DEA uncovers major drug trafficking by Hezbollah to fund global terrorism

Arrests indicate dangerous global connection between drug trafficking and terrorism.

Hezbollah drug trafficking (photo credit: REUTERS,ILLUSTRATIVE: REUTERS)
Hezbollah drug trafficking
The United States Drug Enforcement Administration (DEA) announced on Tuesday that it uncovered major international criminal activity by Shi'ite Islamist group Hezbollah, in which it used funds from drug trafficking operations to purchase weapons and fund its other activities.
Several arrests, targeting what the DEA referred to as the Lebanese Hezbollah’s External Security Organization Business Affairs Component (BAC), were conducted by the DEA and international law enforcement from seven other countries. The arrests indicate the dangerous global connection between drug trafficking and terrorism.
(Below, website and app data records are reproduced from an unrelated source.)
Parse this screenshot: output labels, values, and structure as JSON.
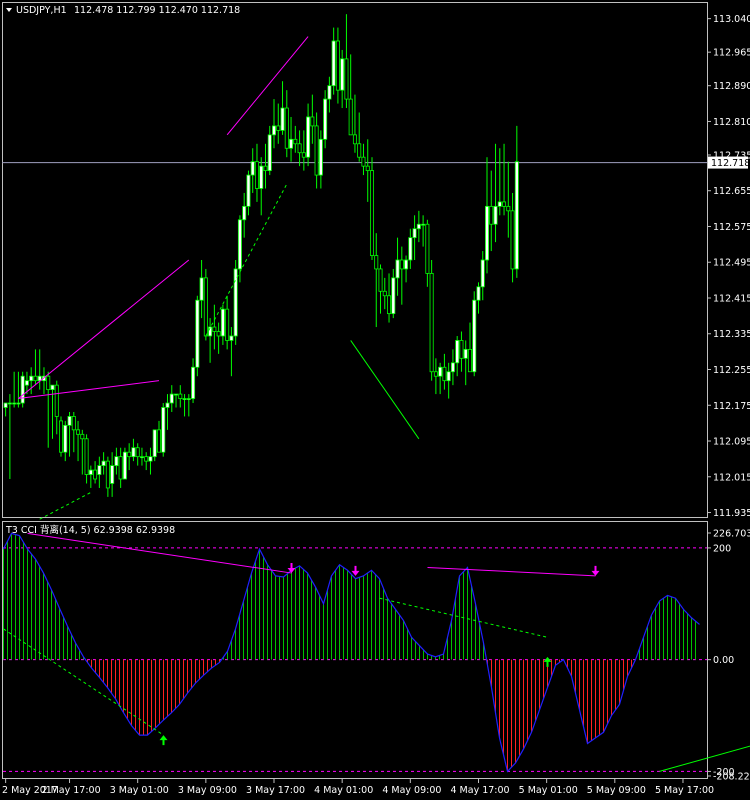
{
  "header": {
    "symbol": "USDJPY,H1",
    "ohlc": "112.478 112.799 112.470 112.718"
  },
  "indicator": {
    "label": "T3 CCI 背离(14, 5) 62.9398 62.9398"
  },
  "colors": {
    "background": "#000000",
    "grid": "#c0c0c0",
    "bull_candle": "#00ff00",
    "bull_body": "#ffffff",
    "bear_candle": "#00ff00",
    "bear_body": "#000000",
    "current_price_line": "#a0a0c0",
    "bear_divergence": "#ff00ff",
    "bull_divergence": "#00ff00",
    "cci_line": "#2020ff",
    "hist_pos": "#00c000",
    "hist_neg": "#ff2020",
    "level_line": "#ff00ff"
  },
  "chart_data": [
    {
      "type": "candlestick",
      "title": "USDJPY,H1",
      "price_axis": {
        "ticks": [
          113.04,
          112.965,
          112.89,
          112.81,
          112.735,
          112.655,
          112.575,
          112.495,
          112.415,
          112.335,
          112.255,
          112.175,
          112.095,
          112.015,
          111.935
        ],
        "tick_labels": [
          "113.040",
          "112.965",
          "112.890",
          "112.810",
          "112.735",
          "112.655",
          "112.575",
          "112.495",
          "112.415",
          "112.335",
          "112.255",
          "112.175",
          "112.095",
          "112.015",
          "111.935"
        ],
        "range": [
          111.925,
          113.075
        ],
        "current_price": 112.718,
        "current_price_label": "112.718"
      },
      "time_axis": {
        "labels": [
          "2 May 2017",
          "2 May 17:00",
          "3 May 01:00",
          "3 May 09:00",
          "3 May 17:00",
          "4 May 01:00",
          "4 May 09:00",
          "4 May 17:00",
          "5 May 01:00",
          "5 May 09:00",
          "5 May 17:00"
        ],
        "label_bar_index": [
          0,
          15,
          31,
          47,
          63,
          79,
          95,
          111,
          127,
          143,
          159
        ]
      },
      "candles": [
        [
          112.17,
          112.18,
          112.15,
          112.18
        ],
        [
          112.18,
          112.2,
          112.01,
          112.18
        ],
        [
          112.18,
          112.25,
          112.17,
          112.18
        ],
        [
          112.18,
          112.25,
          112.17,
          112.18
        ],
        [
          112.18,
          112.25,
          112.17,
          112.24
        ],
        [
          112.22,
          112.25,
          112.2,
          112.23
        ],
        [
          112.23,
          112.26,
          112.2,
          112.24
        ],
        [
          112.24,
          112.3,
          112.22,
          112.23
        ],
        [
          112.23,
          112.3,
          112.21,
          112.24
        ],
        [
          112.23,
          112.26,
          112.2,
          112.24
        ],
        [
          112.24,
          112.25,
          112.08,
          112.21
        ],
        [
          112.21,
          112.22,
          112.1,
          112.22
        ],
        [
          112.22,
          112.23,
          112.11,
          112.15
        ],
        [
          112.14,
          112.15,
          112.06,
          112.07
        ],
        [
          112.07,
          112.14,
          112.05,
          112.13
        ],
        [
          112.13,
          112.16,
          112.06,
          112.15
        ],
        [
          112.15,
          112.16,
          112.07,
          112.12
        ],
        [
          112.12,
          112.14,
          112.05,
          112.11
        ],
        [
          112.11,
          112.12,
          112.02,
          112.1
        ],
        [
          112.1,
          112.11,
          112.0,
          112.02
        ],
        [
          112.02,
          112.04,
          111.99,
          112.03
        ],
        [
          112.03,
          112.05,
          112.0,
          112.01
        ],
        [
          112.02,
          112.06,
          111.99,
          112.04
        ],
        [
          112.04,
          112.07,
          112.02,
          112.05
        ],
        [
          112.05,
          112.06,
          111.97,
          111.99
        ],
        [
          112.0,
          112.07,
          111.97,
          112.04
        ],
        [
          112.04,
          112.08,
          112.02,
          112.06
        ],
        [
          112.06,
          112.08,
          111.99,
          112.01
        ],
        [
          112.01,
          112.08,
          112.01,
          112.07
        ],
        [
          112.07,
          112.09,
          112.03,
          112.06
        ],
        [
          112.06,
          112.1,
          112.05,
          112.08
        ],
        [
          112.08,
          112.09,
          112.04,
          112.06
        ],
        [
          112.06,
          112.08,
          112.04,
          112.06
        ],
        [
          112.06,
          112.07,
          112.03,
          112.05
        ],
        [
          112.05,
          112.08,
          112.02,
          112.06
        ],
        [
          112.06,
          112.12,
          112.05,
          112.12
        ],
        [
          112.12,
          112.14,
          112.08,
          112.07
        ],
        [
          112.07,
          112.18,
          112.06,
          112.17
        ],
        [
          112.17,
          112.2,
          112.12,
          112.18
        ],
        [
          112.18,
          112.22,
          112.16,
          112.2
        ],
        [
          112.2,
          112.2,
          112.17,
          112.2
        ],
        [
          112.2,
          112.22,
          112.17,
          112.19
        ],
        [
          112.19,
          112.2,
          112.15,
          112.19
        ],
        [
          112.19,
          112.2,
          112.15,
          112.19
        ],
        [
          112.19,
          112.28,
          112.18,
          112.26
        ],
        [
          112.26,
          112.42,
          112.24,
          112.41
        ],
        [
          112.41,
          112.5,
          112.37,
          112.46
        ],
        [
          112.46,
          112.48,
          112.32,
          112.33
        ],
        [
          112.33,
          112.37,
          112.27,
          112.35
        ],
        [
          112.35,
          112.4,
          112.3,
          112.34
        ],
        [
          112.34,
          112.36,
          112.29,
          112.33
        ],
        [
          112.33,
          112.4,
          112.31,
          112.39
        ],
        [
          112.39,
          112.42,
          112.3,
          112.32
        ],
        [
          112.32,
          112.35,
          112.24,
          112.33
        ],
        [
          112.33,
          112.5,
          112.31,
          112.48
        ],
        [
          112.48,
          112.6,
          112.45,
          112.59
        ],
        [
          112.59,
          112.65,
          112.55,
          112.62
        ],
        [
          112.62,
          112.7,
          112.6,
          112.69
        ],
        [
          112.69,
          112.75,
          112.65,
          112.72
        ],
        [
          112.72,
          112.76,
          112.63,
          112.66
        ],
        [
          112.66,
          112.73,
          112.6,
          112.71
        ],
        [
          112.71,
          112.76,
          112.66,
          112.7
        ],
        [
          112.7,
          112.8,
          112.69,
          112.78
        ],
        [
          112.78,
          112.86,
          112.75,
          112.8
        ],
        [
          112.8,
          112.85,
          112.76,
          112.79
        ],
        [
          112.79,
          112.9,
          112.78,
          112.84
        ],
        [
          112.84,
          112.88,
          112.73,
          112.75
        ],
        [
          112.75,
          112.82,
          112.72,
          112.77
        ],
        [
          112.77,
          112.8,
          112.74,
          112.76
        ],
        [
          112.76,
          112.79,
          112.71,
          112.74
        ],
        [
          112.74,
          112.79,
          112.7,
          112.73
        ],
        [
          112.73,
          112.85,
          112.71,
          112.82
        ],
        [
          112.82,
          112.87,
          112.76,
          112.8
        ],
        [
          112.8,
          112.83,
          112.66,
          112.69
        ],
        [
          112.69,
          112.79,
          112.66,
          112.77
        ],
        [
          112.77,
          112.88,
          112.75,
          112.86
        ],
        [
          112.86,
          112.91,
          112.83,
          112.89
        ],
        [
          112.89,
          113.02,
          112.87,
          112.99
        ],
        [
          112.99,
          113.02,
          112.85,
          112.88
        ],
        [
          112.88,
          112.97,
          112.84,
          112.95
        ],
        [
          112.95,
          113.05,
          112.84,
          112.86
        ],
        [
          112.86,
          112.96,
          112.78,
          112.78
        ],
        [
          112.78,
          112.87,
          112.74,
          112.76
        ],
        [
          112.76,
          112.83,
          112.72,
          112.73
        ],
        [
          112.73,
          112.76,
          112.69,
          112.71
        ],
        [
          112.71,
          112.77,
          112.63,
          112.7
        ],
        [
          112.7,
          112.73,
          112.5,
          112.51
        ],
        [
          112.51,
          112.56,
          112.35,
          112.48
        ],
        [
          112.48,
          112.49,
          112.38,
          112.43
        ],
        [
          112.43,
          112.46,
          112.39,
          112.42
        ],
        [
          112.42,
          112.47,
          112.36,
          112.38
        ],
        [
          112.38,
          112.48,
          112.37,
          112.46
        ],
        [
          112.46,
          112.55,
          112.42,
          112.5
        ],
        [
          112.5,
          112.53,
          112.4,
          112.48
        ],
        [
          112.48,
          112.51,
          112.45,
          112.5
        ],
        [
          112.5,
          112.57,
          112.48,
          112.55
        ],
        [
          112.55,
          112.6,
          112.5,
          112.57
        ],
        [
          112.57,
          112.61,
          112.54,
          112.58
        ],
        [
          112.58,
          112.6,
          112.53,
          112.58
        ],
        [
          112.58,
          112.59,
          112.44,
          112.47
        ],
        [
          112.47,
          112.5,
          112.23,
          112.25
        ],
        [
          112.25,
          112.28,
          112.2,
          112.24
        ],
        [
          112.24,
          112.27,
          112.2,
          112.26
        ],
        [
          112.26,
          112.29,
          112.21,
          112.23
        ],
        [
          112.23,
          112.27,
          112.19,
          112.25
        ],
        [
          112.25,
          112.3,
          112.22,
          112.27
        ],
        [
          112.27,
          112.33,
          112.24,
          112.32
        ],
        [
          112.32,
          112.34,
          112.25,
          112.28
        ],
        [
          112.28,
          112.32,
          112.22,
          112.3
        ],
        [
          112.3,
          112.36,
          112.28,
          112.25
        ],
        [
          112.25,
          112.43,
          112.24,
          112.41
        ],
        [
          112.41,
          112.45,
          112.38,
          112.44
        ],
        [
          112.44,
          112.52,
          112.41,
          112.5
        ],
        [
          112.5,
          112.73,
          112.47,
          112.62
        ],
        [
          112.62,
          112.7,
          112.52,
          112.58
        ],
        [
          112.58,
          112.76,
          112.54,
          112.62
        ],
        [
          112.62,
          112.75,
          112.6,
          112.63
        ],
        [
          112.63,
          112.76,
          112.6,
          112.62
        ],
        [
          112.62,
          112.72,
          112.55,
          112.61
        ],
        [
          112.61,
          112.65,
          112.45,
          112.48
        ],
        [
          112.48,
          112.8,
          112.46,
          112.72
        ]
      ],
      "annotations": [
        {
          "kind": "bear-divergence-line",
          "color": "magenta",
          "from_bar": 3,
          "from_price": 112.19,
          "to_bar": 43,
          "to_price": 112.5
        },
        {
          "kind": "bear-divergence-line",
          "color": "magenta",
          "from_bar": 3,
          "from_price": 112.19,
          "to_bar": 36,
          "to_price": 112.23
        },
        {
          "kind": "bear-divergence-line",
          "color": "magenta",
          "from_bar": 52,
          "from_price": 112.78,
          "to_bar": 71,
          "to_price": 113.0
        },
        {
          "kind": "bull-divergence-line",
          "color": "green",
          "style": "dashed",
          "from_bar": 8,
          "from_price": 111.92,
          "to_bar": 20,
          "to_price": 111.98
        },
        {
          "kind": "bull-divergence-line",
          "color": "green",
          "style": "dashed",
          "from_bar": 47,
          "from_price": 112.33,
          "to_bar": 66,
          "to_price": 112.67
        },
        {
          "kind": "bull-divergence-line",
          "color": "green",
          "style": "solid",
          "from_bar": 81,
          "from_price": 112.32,
          "to_bar": 97,
          "to_price": 112.1
        }
      ]
    },
    {
      "type": "bar",
      "title": "T3 CCI 背离(14, 5) 62.9398 62.9398",
      "y_axis": {
        "tick_labels": [
          "226.7032",
          "200",
          "0.00",
          "-200",
          "-208.2230"
        ],
        "ticks": [
          226.7032,
          200,
          0,
          -200,
          -208.223
        ],
        "range": [
          -208.223,
          226.7032
        ]
      },
      "levels": [
        200,
        -200
      ],
      "values": [
        198,
        226,
        222,
        198,
        180,
        155,
        125,
        92,
        60,
        30,
        5,
        -15,
        -32,
        -50,
        -70,
        -95,
        -118,
        -135,
        -135,
        -122,
        -108,
        -95,
        -80,
        -60,
        -42,
        -28,
        -15,
        -5,
        15,
        55,
        105,
        155,
        198,
        170,
        150,
        148,
        160,
        168,
        155,
        130,
        100,
        150,
        170,
        160,
        145,
        150,
        160,
        145,
        110,
        90,
        70,
        40,
        25,
        10,
        5,
        10,
        70,
        150,
        165,
        100,
        30,
        -50,
        -140,
        -200,
        -185,
        -160,
        -130,
        -90,
        -50,
        -10,
        0,
        -30,
        -90,
        -150,
        -140,
        -130,
        -100,
        -80,
        -30,
        0,
        40,
        80,
        105,
        115,
        110,
        90,
        75,
        63
      ],
      "series": [
        {
          "name": "T3 CCI",
          "color": "#2020ff",
          "kind": "line"
        }
      ],
      "divergence_arrows": [
        {
          "kind": "up",
          "color": "green",
          "bar": 20,
          "value": -135
        },
        {
          "kind": "down",
          "color": "magenta",
          "bar": 36,
          "value": 155
        },
        {
          "kind": "down",
          "color": "magenta",
          "bar": 44,
          "value": 150
        },
        {
          "kind": "up",
          "color": "green",
          "bar": 68,
          "value": 5
        },
        {
          "kind": "down",
          "color": "magenta",
          "bar": 74,
          "value": 150
        },
        {
          "kind": "up",
          "color": "green",
          "bar": 96,
          "value": -140
        }
      ],
      "divergence_lines": [
        {
          "color": "magenta",
          "style": "solid",
          "from_bar": 3,
          "from_value": 226,
          "to_bar": 36,
          "to_value": 155
        },
        {
          "color": "magenta",
          "style": "solid",
          "from_bar": 53,
          "from_value": 165,
          "to_bar": 74,
          "to_value": 150
        },
        {
          "color": "green",
          "style": "dashed",
          "from_bar": 0,
          "from_value": 55,
          "to_bar": 20,
          "to_value": -135
        },
        {
          "color": "green",
          "style": "dashed",
          "from_bar": 47,
          "from_value": 110,
          "to_bar": 68,
          "to_value": 40
        },
        {
          "color": "green",
          "style": "solid",
          "from_bar": 82,
          "from_value": -200,
          "to_bar": 97,
          "to_value": -140
        }
      ]
    }
  ]
}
The arrests were part of the DEA'S "Project Cassandra" which targets and monitors the global network of Hezbollah activities responsible for moving large quantities of cocaine in the US and Europe. The lead came from an initial investigation that had been conducted into the Lebanese-Canadian Bank.
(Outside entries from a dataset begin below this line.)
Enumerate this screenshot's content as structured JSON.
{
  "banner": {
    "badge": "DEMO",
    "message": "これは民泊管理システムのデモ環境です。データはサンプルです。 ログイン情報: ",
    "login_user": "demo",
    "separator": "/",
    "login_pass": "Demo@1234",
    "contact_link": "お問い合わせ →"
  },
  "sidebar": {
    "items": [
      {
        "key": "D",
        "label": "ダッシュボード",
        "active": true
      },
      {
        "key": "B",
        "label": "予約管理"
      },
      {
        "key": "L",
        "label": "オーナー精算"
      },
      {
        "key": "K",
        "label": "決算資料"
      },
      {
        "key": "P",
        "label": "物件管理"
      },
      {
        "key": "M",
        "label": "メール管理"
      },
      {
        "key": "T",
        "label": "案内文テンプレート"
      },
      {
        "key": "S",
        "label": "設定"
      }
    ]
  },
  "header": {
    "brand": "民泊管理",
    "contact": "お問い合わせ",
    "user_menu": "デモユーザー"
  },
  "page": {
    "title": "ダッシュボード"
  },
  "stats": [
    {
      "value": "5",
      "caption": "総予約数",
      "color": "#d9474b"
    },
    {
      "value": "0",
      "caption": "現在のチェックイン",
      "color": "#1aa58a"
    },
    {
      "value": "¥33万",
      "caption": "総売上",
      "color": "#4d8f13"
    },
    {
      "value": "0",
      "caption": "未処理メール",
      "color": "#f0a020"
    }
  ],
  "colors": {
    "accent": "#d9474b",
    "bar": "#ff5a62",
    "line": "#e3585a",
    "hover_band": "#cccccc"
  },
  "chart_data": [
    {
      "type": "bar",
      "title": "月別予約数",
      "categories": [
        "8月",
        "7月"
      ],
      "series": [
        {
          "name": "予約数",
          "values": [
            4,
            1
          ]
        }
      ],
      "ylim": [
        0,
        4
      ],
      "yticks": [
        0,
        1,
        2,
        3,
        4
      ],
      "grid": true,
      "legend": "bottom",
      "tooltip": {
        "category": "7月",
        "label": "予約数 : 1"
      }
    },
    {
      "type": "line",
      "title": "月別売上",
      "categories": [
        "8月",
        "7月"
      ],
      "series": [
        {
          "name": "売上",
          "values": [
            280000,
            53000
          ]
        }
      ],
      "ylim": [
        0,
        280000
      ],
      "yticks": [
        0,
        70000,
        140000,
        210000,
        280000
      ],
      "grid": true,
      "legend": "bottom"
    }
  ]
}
“DEA and our international partners are relentless in our commitment to disrupt any attempt by terrorists and terrorist organizations to leverage the drug trade against our nations. DEA and our partners will continue to dismantle networks who exploit the nexus between drugs and terror using all available law enforcement mechanisms,” said DEA Acting Deputy Administrator Jack Riley.
The Lebanese Hezbollah External Security Organization Business Affairs Component (BAC), was founded by deceased former Hezbollah Senior Leader Imad Mughniyah. It currently operates under the control of Abdallah Safieddine, and Adham Tabaja who recently became a US Specially Designated Global Terrorist (SDGT).
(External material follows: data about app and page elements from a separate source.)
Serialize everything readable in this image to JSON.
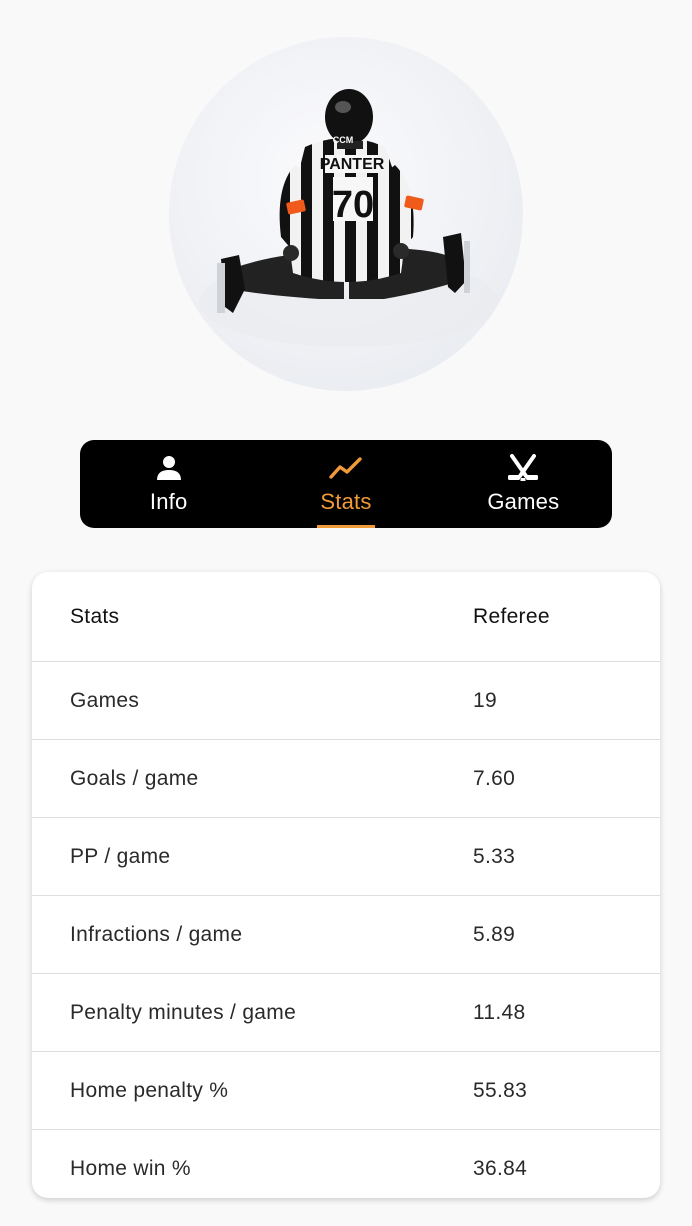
{
  "profile": {
    "jersey_name": "PANTER",
    "jersey_number": "70",
    "jersey_brand": "CCM"
  },
  "tabs": [
    {
      "label": "Info",
      "icon": "person-icon",
      "active": false
    },
    {
      "label": "Stats",
      "icon": "trend-icon",
      "active": true
    },
    {
      "label": "Games",
      "icon": "hockey-sticks-icon",
      "active": false
    }
  ],
  "accent_color": "#f09a38",
  "stats_table": {
    "headers": [
      "Stats",
      "Referee"
    ],
    "rows": [
      {
        "name": "Games",
        "value": "19"
      },
      {
        "name": "Goals / game",
        "value": "7.60"
      },
      {
        "name": "PP / game",
        "value": "5.33"
      },
      {
        "name": "Infractions / game",
        "value": "5.89"
      },
      {
        "name": "Penalty minutes / game",
        "value": "11.48"
      },
      {
        "name": "Home penalty %",
        "value": "55.83"
      },
      {
        "name": "Home win %",
        "value": "36.84"
      }
    ]
  }
}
Over the years, Hezbollah had set up business relationships with drug cartels in South America, such as La Oficina de Envigado, who are the major suppliers of cocaine to the US and Europe. The Hezbollah BAC continues to launder significant profits from this drug exchange in a trade-based scheme known as the Black Market Peso Exchange.
“These drug trafficking and money laundering schemes utilized by the Business Affairs Component provide a revenue and weapons stream for an international terrorist organization responsible for devastating terror attacks around the world,” said Riley.
Starting in February of 2015, DEA and foreign law enforcement bodies in Europe initiated an operation targeting BAC's criminal activities in Europe. Since then, European forces have uncovered an extremely intricate and interwoven network in a number of countries, called "money countries" by DEA, over which millions of euros in drug-sponsored funds from Europe to the Middle East are collected and transported.
The profits from these money countries are then transferred to Colombia for payment of drug traffickers, while large portions of payments have been found to make their transit through Lebanon.
This complex web of drug sales and profits to the Middle East significantly benefits terrorist organizations in the region, namely Hezbollah.
The DEA and Customs and Border Protection (CBP), working closely with European counterparts in France, Germany, Italy and Belgium, arrested top leaders of the European cell of the BAC last week.
Most significantly, forces arrested US-designated terrorist Mohamad Noureddine, a Lebanese money launderer, who worked directly with Hezbollah’s financial apparatus to transfer funds, via his via his Lebanon-based company, and has maintained direct ties to Hezbollah terrorists located in Iraq and Lebanon.
Cooperation between DEA and its international counterparts were crucial in dismantling this labyrinth of drug networks worldwide.
Additionally, the US Department of the Treasury announced sanctions last week targeting Hezbollah’s financial support network by designating Hezbollah-affiliated money launderers Noureddine and Hamdi Zaher El Dine, as well as the Lebanese trade company involved in the transfer of funds as designated terrorists or accomplices to terror.
All assets of the groups or individuals involved, including those located in the US or in the possession or control of US have been frozen. Additionally, sanctions have been imposed in the US for engaging in business with those involved.
“Hezbollah needs individuals [like Mohamad Noureddine and Hamdi Zaher El Dine] to launder criminal proceeds for use in terrorism and political destabilization," said Adam J. Szubin, Acting Under Secretary for Terrorism and Financial Intelligence.
"We will continue to target this vulnerability, and expose and disrupt such enablers of terrorism wherever we find them,” he stated.